defendant is facing the possibility of one year in jail. If it is charged as a
felony, then the defendant is facing a prison sentence. The decision of whether
to file a misdemeanor or felony will largely depend on the severity of the
injury, as well as the past criminal history of the defendant. The charge
requires that a defendant willfully inflicted corporal injury against a spouse,
former spouse, a person they were living with, a person they share a child
with, or a person who is or was in a dating relationship with the defendant.
Additionally, the corporal injury must have resulted in a “traumatic condition”.
A traumatic condition is typically a visible injury of some sort, even a
scratch or a small bruise may be sufficient. Below are a couple of examples
where a California defendant may be charged under this code section:
A Long Beach defendant is accused of grabbing
and shaking his ex-girlfriend during an argument over child support. The Long
Beach Police Department arrives and sees visible bruising on the female’s
shoulders. The Long Beach defendant has never been arrested before. In this
situation, it is likely that a misdemeanor 273.5(a) would be filed in the Long
A Compton defendant is accused of punching the
mother of his child in the face. The Los Angeles Sheriff’s Department arrives
to investigate and sees that the female has a black eye and is bleeding from
her mouth. The defendant is currently on probation for domestic violence. In
this situation, it is likely the defendant will be charged with a felony
273.5(a) in the Compton Courthouse.
OTHER DOMESTIC VIOLENCE CHARGES
Many other charges can arise when a defendant is accused of
domestic violence. These can include all of the charges detailed under “Assault
and Battery” in the Criminal Defense tab above. Domestic violence may also be
charged with additional allegation such as inflicting great bodily injury (GBI)

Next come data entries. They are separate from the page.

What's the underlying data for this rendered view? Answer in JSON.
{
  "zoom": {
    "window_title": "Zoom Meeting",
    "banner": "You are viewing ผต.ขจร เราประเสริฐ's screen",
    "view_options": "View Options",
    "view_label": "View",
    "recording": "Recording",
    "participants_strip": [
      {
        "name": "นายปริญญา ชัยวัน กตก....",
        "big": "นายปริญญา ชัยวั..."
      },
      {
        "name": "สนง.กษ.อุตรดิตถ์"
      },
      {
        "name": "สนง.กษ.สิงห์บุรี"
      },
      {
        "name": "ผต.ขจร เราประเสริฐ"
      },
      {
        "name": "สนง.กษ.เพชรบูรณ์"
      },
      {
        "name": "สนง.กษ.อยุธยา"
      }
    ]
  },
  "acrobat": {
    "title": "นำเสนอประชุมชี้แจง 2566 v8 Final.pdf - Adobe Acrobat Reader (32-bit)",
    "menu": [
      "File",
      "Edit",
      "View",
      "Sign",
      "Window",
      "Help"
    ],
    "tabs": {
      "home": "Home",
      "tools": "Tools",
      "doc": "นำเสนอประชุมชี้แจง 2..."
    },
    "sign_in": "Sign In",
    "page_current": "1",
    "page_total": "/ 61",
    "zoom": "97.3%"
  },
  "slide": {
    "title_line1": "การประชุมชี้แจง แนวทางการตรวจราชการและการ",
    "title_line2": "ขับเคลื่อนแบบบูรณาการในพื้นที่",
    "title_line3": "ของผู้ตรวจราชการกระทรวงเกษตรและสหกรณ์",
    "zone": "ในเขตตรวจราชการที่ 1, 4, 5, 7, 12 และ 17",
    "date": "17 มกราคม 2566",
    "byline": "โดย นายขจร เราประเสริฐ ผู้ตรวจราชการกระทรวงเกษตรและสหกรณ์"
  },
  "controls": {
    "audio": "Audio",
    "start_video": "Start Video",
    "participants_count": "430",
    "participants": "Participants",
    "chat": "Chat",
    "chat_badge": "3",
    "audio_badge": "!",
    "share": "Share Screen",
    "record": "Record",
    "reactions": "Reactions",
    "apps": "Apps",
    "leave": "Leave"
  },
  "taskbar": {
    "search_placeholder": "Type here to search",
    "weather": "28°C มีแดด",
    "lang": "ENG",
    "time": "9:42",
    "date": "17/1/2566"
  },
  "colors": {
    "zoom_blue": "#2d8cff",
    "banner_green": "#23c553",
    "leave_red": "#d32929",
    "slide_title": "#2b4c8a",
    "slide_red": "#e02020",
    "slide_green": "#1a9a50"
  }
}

under Penal Code Section 12022.7 or being armed with a weapon. Domestic violence may also be charged in conjunction with crimes such as criminal threats (Penal Code Section 422), stalking (Penal Code Section 646.9), or dissuading a witness (Penal Code Section 136).
CONSEQUENCES OF CONVICTION
Beyond the threat of a jail or prison sentence, California domestic
violence convictions will also frequently require the defendant to comply with
other terms and conditions.
In almost every domestic violence, case, the court will
issue a protective order against the defendant. This order typically requires
the defendant to stay at least 100 yards away from the victim and to have no
contact in any form with the victim for as long as the order remains in place.
Additionally, a defendant in California is required to relinquish any firearms
for a period of time that may reach ten years. A violation of a protective
order can result in a new criminal case under Penal Code Section 273.6.
In addition to the protective order, California requires
anyone convicted of domestic violence charges to complete a 52 week domestic
violence program. A failure to complete this program or a violation of any
other probation terms can result in jail for up to the maximum time allowed on
TRIAL ON DOMESTIC VIOLENCE CHARGES
Domestic violence charges in Los
Angeles or Orange County can ruin a person’s life. The reality is that the
police report will often not tell the full or accurate story of what happened.
While most cases do not go to trial, you need an experienced Los Angeles criminal defense attorney who has the experience and skill to be prepared for trial if
necessary. You will not get the best possible offer unless the prosecutor
believes that your attorney can succeed at trial. Contact me today to learn
more about my education, experience, and skill that I can put towards fighting
for you every step of the way.